**Action item:**
Below are the records; copy out every line that holds the word "Luigi".

**Available data:**
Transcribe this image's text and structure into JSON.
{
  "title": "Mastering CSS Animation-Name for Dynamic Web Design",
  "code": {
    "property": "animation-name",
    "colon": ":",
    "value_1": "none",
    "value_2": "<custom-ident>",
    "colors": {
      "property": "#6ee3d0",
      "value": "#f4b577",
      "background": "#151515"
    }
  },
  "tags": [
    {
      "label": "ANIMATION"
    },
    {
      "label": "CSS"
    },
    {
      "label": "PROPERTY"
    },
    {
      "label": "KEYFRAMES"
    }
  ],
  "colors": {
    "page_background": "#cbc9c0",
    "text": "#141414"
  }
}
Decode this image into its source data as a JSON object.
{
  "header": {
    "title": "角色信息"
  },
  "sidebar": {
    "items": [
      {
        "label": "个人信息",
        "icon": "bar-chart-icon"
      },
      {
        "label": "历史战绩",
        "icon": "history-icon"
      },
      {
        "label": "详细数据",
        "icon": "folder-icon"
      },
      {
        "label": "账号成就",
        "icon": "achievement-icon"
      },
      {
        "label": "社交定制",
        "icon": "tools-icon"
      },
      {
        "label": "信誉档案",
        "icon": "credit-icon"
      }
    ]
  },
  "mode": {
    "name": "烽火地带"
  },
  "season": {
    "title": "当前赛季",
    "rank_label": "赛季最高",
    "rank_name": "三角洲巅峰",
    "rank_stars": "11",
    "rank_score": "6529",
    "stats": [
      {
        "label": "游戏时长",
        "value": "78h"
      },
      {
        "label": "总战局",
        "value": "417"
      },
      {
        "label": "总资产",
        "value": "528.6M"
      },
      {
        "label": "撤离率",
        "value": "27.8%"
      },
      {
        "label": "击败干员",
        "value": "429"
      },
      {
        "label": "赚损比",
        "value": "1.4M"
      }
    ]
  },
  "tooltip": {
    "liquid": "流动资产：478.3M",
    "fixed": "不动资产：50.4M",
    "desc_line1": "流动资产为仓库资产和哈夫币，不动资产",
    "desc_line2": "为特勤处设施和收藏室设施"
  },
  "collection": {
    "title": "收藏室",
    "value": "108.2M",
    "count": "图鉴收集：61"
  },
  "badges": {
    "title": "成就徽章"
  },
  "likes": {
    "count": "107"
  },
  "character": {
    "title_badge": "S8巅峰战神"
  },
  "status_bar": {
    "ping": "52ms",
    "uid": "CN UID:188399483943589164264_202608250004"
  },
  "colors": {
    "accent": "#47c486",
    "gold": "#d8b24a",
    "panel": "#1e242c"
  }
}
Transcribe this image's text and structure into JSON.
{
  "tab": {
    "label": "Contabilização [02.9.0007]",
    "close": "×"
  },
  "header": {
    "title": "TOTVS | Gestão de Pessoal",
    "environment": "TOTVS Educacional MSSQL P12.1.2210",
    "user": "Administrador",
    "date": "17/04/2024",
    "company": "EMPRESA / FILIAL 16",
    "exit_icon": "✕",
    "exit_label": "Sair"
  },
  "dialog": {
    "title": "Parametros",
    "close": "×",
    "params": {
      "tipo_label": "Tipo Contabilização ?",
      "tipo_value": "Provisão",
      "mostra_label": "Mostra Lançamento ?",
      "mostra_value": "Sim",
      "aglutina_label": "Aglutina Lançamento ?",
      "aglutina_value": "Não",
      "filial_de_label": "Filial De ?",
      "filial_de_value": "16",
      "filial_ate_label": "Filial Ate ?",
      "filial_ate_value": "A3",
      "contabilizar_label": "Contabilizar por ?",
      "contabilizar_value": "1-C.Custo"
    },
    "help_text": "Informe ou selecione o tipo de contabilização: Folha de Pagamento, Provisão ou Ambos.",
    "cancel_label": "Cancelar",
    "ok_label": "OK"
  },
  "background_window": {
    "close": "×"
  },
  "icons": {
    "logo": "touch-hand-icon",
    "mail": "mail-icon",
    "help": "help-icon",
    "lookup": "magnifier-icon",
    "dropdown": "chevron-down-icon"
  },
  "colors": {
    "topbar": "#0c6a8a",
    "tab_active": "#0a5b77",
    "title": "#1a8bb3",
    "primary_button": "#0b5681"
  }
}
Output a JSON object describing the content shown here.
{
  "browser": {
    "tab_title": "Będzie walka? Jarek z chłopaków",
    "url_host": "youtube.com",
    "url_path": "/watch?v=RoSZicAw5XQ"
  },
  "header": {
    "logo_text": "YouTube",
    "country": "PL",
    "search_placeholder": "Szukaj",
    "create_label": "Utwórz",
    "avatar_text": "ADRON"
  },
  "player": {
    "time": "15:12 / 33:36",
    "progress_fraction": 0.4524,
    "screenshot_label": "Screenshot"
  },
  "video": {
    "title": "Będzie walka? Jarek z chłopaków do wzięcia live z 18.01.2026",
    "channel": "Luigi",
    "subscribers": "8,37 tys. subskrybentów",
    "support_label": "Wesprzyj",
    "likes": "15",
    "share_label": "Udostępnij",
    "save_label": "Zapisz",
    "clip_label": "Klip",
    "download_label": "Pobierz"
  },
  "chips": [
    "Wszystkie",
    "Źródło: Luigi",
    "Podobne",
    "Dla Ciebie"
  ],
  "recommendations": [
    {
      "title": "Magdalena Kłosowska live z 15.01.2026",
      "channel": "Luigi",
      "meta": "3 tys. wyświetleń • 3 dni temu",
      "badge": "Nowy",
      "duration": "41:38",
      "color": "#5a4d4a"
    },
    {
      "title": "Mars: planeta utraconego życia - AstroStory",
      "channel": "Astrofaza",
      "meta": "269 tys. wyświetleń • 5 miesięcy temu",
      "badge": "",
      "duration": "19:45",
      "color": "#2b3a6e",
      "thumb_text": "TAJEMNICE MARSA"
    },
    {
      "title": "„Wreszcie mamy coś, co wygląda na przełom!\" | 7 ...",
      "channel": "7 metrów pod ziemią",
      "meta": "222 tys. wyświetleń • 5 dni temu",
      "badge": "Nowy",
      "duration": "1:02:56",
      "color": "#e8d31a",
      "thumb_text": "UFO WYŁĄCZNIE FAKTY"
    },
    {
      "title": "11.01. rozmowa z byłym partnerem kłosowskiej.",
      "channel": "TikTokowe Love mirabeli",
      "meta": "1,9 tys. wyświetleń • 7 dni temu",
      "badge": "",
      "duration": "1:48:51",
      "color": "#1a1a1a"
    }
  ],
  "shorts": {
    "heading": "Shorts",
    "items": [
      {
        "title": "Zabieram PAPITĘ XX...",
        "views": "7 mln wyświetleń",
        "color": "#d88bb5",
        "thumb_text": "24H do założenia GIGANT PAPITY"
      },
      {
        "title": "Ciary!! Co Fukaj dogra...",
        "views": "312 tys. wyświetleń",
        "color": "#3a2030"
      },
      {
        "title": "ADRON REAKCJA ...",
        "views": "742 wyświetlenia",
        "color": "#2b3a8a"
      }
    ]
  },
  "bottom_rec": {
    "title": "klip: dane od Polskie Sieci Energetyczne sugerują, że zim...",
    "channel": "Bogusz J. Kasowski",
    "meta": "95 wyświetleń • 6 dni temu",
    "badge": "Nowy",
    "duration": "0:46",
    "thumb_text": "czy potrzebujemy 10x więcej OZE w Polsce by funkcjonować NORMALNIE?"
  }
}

**Your solution:**
    "channel": "Luigi",
    "Źródło: Luigi",
      "channel": "Luigi",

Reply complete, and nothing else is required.